=== Task statement ===
From the records below, copy the lines that include "JSON".

=== Dataset excerpts ===

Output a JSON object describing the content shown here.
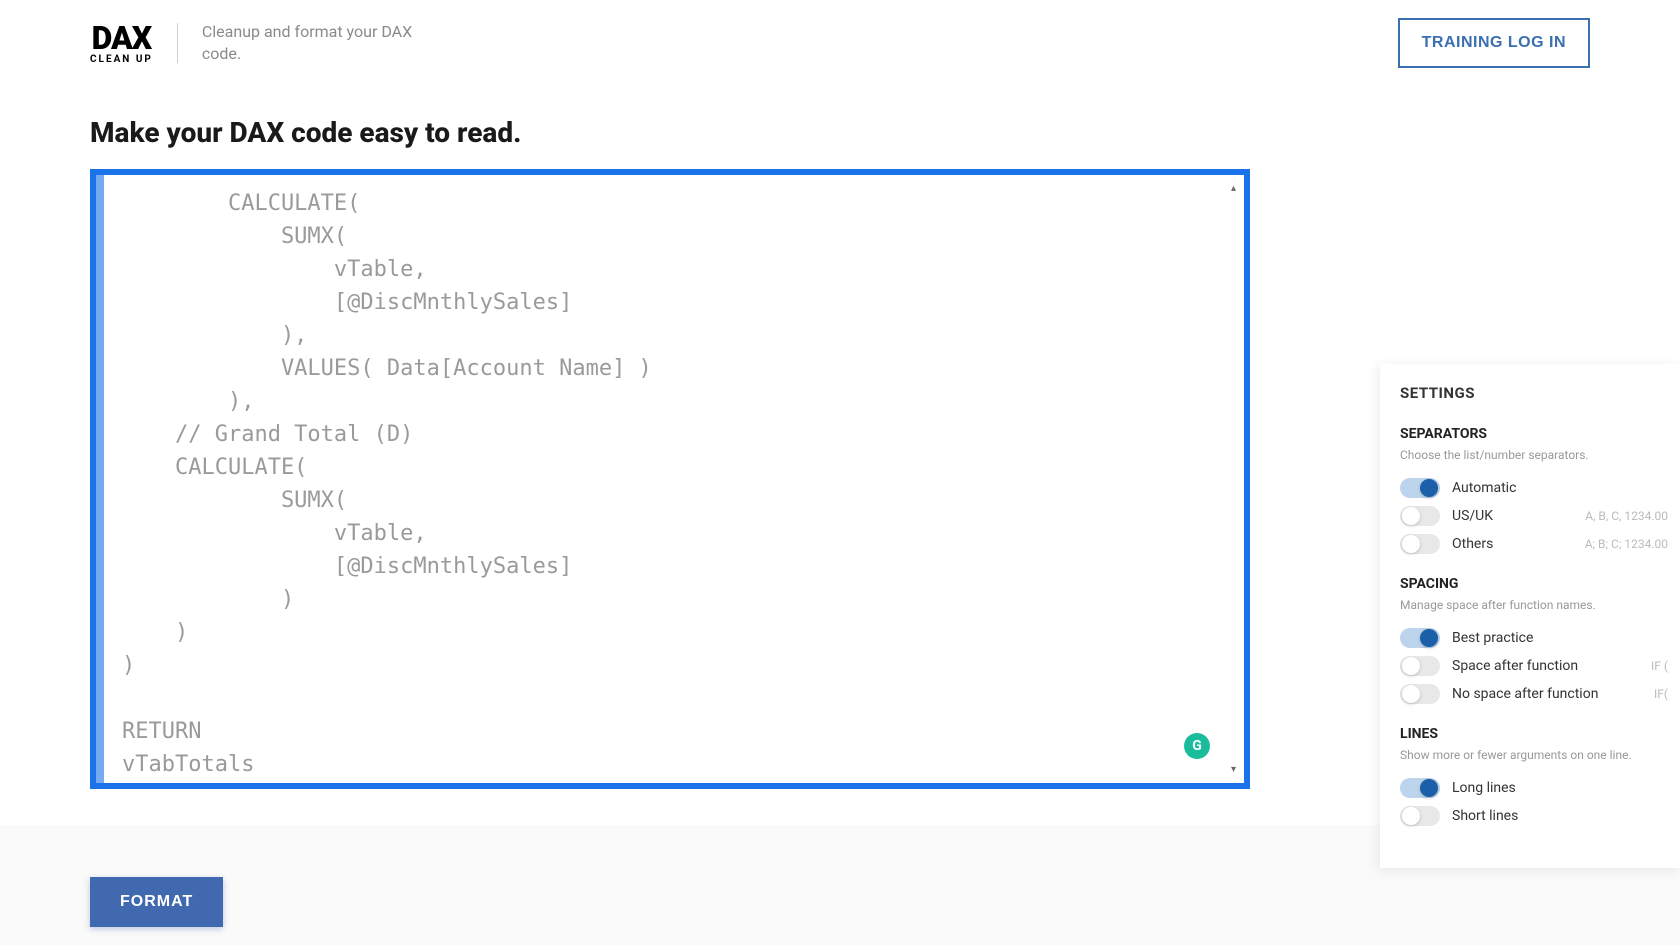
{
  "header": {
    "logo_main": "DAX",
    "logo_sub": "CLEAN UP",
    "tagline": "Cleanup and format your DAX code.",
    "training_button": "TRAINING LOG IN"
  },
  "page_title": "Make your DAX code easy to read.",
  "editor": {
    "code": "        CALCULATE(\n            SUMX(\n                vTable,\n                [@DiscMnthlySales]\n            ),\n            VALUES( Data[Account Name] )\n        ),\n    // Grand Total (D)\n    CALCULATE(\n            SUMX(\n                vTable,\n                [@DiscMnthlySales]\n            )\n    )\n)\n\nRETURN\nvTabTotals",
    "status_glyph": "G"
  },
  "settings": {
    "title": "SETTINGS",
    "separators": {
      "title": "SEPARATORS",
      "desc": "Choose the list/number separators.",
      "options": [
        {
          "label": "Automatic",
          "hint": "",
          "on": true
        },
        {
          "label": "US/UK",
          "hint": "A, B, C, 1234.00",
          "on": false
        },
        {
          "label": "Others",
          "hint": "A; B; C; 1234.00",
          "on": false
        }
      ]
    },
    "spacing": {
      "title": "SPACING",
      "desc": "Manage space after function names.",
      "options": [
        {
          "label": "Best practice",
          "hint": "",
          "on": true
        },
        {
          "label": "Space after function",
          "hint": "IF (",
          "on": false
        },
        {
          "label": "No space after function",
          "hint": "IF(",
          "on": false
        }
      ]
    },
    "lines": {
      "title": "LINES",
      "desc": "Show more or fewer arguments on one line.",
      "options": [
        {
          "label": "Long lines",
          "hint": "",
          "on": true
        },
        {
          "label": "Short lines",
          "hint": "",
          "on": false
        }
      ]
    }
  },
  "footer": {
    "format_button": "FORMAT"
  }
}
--
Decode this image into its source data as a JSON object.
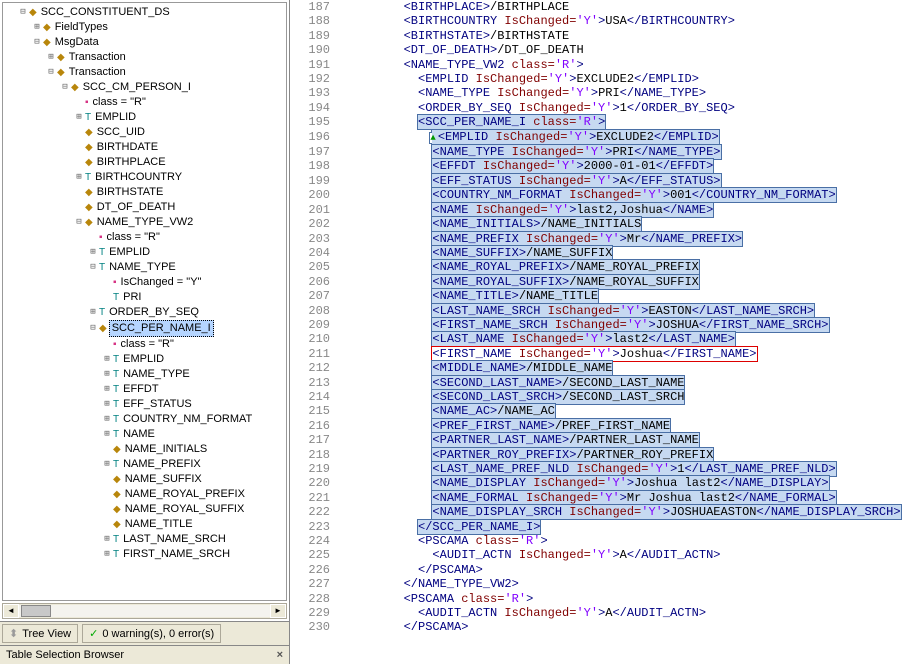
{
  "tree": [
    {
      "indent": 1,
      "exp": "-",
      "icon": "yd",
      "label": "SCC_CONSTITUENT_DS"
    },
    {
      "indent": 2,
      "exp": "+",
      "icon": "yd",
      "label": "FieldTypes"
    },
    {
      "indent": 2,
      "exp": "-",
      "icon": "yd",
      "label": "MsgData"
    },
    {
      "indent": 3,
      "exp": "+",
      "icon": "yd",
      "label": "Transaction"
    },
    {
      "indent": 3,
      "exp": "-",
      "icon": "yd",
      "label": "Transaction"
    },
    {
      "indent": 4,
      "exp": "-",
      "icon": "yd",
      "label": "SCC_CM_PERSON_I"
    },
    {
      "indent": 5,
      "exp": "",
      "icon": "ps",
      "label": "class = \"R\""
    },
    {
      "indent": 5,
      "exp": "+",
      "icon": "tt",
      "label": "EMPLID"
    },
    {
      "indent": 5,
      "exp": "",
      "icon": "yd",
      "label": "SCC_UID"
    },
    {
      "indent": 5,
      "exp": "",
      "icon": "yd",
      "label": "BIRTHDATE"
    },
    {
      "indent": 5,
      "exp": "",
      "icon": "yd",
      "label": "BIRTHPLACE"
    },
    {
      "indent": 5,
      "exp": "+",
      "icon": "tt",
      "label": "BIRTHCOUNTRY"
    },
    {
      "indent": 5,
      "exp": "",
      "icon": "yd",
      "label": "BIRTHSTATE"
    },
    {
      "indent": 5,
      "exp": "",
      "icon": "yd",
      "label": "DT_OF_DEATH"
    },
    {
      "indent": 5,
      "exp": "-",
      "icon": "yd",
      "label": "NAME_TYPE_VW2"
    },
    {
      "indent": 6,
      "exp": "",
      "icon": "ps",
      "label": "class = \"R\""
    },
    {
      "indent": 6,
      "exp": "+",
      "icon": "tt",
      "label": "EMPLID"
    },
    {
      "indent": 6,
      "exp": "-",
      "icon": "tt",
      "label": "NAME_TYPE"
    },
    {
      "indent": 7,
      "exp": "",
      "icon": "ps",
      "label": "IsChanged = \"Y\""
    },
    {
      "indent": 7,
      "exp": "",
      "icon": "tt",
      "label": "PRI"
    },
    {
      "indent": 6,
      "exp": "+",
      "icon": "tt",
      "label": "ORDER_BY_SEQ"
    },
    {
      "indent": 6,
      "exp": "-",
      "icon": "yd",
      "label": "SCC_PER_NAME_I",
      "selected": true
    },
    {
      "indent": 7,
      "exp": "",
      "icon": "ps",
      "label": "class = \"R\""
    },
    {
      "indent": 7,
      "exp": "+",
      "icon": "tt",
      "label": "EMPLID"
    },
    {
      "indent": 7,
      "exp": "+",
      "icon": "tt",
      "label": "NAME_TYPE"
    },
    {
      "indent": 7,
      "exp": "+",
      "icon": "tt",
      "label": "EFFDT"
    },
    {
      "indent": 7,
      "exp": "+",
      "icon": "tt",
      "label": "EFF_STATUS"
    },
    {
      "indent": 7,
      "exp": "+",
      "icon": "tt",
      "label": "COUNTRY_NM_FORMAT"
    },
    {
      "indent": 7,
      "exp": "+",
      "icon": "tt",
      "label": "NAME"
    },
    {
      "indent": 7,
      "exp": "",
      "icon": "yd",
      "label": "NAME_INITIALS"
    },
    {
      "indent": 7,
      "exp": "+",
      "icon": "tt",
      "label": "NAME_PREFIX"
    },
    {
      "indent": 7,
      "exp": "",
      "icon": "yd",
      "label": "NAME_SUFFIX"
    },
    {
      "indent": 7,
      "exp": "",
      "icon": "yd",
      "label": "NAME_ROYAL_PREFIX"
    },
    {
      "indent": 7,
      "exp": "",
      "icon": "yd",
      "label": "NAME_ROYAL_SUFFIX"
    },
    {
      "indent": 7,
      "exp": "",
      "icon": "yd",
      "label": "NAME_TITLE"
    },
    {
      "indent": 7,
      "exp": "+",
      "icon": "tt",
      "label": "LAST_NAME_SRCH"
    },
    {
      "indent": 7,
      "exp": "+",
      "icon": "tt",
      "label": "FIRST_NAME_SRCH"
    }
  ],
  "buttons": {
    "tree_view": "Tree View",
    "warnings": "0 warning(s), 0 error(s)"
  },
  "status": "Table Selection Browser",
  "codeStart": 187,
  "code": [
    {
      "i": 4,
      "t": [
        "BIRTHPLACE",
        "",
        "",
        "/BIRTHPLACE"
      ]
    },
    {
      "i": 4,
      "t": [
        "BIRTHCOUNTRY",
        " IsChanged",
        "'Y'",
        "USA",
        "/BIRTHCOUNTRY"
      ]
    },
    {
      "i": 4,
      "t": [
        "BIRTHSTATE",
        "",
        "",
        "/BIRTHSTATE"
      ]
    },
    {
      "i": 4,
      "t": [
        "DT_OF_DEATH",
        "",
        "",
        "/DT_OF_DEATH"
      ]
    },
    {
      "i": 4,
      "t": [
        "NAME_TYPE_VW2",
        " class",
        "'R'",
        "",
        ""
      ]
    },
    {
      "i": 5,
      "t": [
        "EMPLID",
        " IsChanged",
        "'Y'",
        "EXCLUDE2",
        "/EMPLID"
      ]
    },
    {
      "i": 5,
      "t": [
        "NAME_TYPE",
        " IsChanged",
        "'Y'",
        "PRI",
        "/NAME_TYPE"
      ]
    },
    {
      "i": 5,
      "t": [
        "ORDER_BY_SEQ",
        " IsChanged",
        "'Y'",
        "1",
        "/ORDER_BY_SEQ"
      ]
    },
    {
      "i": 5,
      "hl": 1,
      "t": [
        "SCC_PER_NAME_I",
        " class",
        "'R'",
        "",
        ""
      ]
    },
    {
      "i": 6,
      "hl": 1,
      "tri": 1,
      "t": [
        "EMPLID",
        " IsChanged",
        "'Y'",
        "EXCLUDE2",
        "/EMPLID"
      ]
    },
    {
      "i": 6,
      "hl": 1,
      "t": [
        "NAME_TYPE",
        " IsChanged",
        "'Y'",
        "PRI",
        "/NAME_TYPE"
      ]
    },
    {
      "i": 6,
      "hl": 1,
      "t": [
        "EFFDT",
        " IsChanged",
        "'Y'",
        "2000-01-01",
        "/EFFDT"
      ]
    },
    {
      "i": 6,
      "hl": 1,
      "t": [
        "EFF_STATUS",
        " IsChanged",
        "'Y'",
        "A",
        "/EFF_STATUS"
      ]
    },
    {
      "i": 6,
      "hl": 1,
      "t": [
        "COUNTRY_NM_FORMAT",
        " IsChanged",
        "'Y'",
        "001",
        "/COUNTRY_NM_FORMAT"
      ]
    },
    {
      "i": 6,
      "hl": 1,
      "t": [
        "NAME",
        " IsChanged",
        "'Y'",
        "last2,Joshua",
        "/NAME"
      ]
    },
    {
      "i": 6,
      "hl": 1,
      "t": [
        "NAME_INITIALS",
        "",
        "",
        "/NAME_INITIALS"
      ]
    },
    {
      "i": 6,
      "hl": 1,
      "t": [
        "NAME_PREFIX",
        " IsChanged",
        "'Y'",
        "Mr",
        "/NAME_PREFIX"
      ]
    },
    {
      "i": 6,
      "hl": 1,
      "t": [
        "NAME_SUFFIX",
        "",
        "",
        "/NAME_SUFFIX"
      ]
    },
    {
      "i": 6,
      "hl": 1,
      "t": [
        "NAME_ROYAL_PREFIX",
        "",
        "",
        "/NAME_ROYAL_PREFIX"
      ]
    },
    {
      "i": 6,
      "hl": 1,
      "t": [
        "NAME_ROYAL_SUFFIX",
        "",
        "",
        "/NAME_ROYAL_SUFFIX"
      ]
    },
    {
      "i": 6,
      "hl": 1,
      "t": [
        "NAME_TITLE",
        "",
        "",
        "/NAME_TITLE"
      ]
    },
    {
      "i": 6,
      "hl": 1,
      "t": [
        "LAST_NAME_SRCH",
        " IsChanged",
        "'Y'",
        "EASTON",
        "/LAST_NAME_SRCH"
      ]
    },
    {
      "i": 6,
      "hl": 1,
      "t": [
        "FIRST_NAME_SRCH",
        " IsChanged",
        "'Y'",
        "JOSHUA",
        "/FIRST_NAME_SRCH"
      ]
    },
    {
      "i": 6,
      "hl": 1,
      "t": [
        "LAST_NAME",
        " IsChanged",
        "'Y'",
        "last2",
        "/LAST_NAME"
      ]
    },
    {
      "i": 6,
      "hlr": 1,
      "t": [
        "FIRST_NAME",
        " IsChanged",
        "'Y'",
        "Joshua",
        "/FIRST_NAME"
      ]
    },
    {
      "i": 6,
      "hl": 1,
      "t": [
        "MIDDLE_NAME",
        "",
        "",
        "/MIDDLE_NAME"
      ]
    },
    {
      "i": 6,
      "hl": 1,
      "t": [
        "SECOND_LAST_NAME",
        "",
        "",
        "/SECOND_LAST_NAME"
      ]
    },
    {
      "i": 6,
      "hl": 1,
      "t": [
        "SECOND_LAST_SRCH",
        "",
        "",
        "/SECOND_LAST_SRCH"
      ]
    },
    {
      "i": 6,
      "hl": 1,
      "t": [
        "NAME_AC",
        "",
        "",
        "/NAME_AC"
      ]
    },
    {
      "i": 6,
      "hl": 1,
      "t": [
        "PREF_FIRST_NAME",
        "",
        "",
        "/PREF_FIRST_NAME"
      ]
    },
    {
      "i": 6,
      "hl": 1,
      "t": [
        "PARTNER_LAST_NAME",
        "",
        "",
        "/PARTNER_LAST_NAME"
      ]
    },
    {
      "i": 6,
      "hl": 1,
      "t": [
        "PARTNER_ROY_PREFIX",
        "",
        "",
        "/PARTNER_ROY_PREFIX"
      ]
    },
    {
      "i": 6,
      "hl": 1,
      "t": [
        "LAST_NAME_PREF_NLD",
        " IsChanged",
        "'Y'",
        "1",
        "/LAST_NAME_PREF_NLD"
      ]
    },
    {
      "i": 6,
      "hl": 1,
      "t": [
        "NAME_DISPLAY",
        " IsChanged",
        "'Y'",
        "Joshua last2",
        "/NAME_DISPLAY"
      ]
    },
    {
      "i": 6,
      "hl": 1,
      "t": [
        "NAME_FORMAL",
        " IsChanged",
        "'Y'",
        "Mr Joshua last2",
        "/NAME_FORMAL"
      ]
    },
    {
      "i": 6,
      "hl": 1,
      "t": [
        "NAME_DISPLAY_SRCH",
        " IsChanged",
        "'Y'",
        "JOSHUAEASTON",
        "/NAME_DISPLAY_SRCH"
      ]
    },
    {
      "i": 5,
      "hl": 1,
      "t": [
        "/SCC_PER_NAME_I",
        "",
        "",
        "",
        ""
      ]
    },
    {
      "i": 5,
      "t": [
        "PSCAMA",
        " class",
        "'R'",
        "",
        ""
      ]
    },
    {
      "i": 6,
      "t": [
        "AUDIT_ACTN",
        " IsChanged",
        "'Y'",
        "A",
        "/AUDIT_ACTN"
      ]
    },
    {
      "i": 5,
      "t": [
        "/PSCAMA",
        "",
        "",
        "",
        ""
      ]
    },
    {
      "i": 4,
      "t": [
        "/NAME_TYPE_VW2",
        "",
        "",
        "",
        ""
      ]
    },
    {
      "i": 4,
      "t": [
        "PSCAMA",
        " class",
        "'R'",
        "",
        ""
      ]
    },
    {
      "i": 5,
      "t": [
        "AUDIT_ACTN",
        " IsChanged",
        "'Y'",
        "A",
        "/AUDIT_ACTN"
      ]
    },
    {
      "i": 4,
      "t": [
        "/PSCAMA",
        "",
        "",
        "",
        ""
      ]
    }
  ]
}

=== Exercise answer ===
Output a JSON object describing the content shown here.
Decode this image into its source data as a JSON object.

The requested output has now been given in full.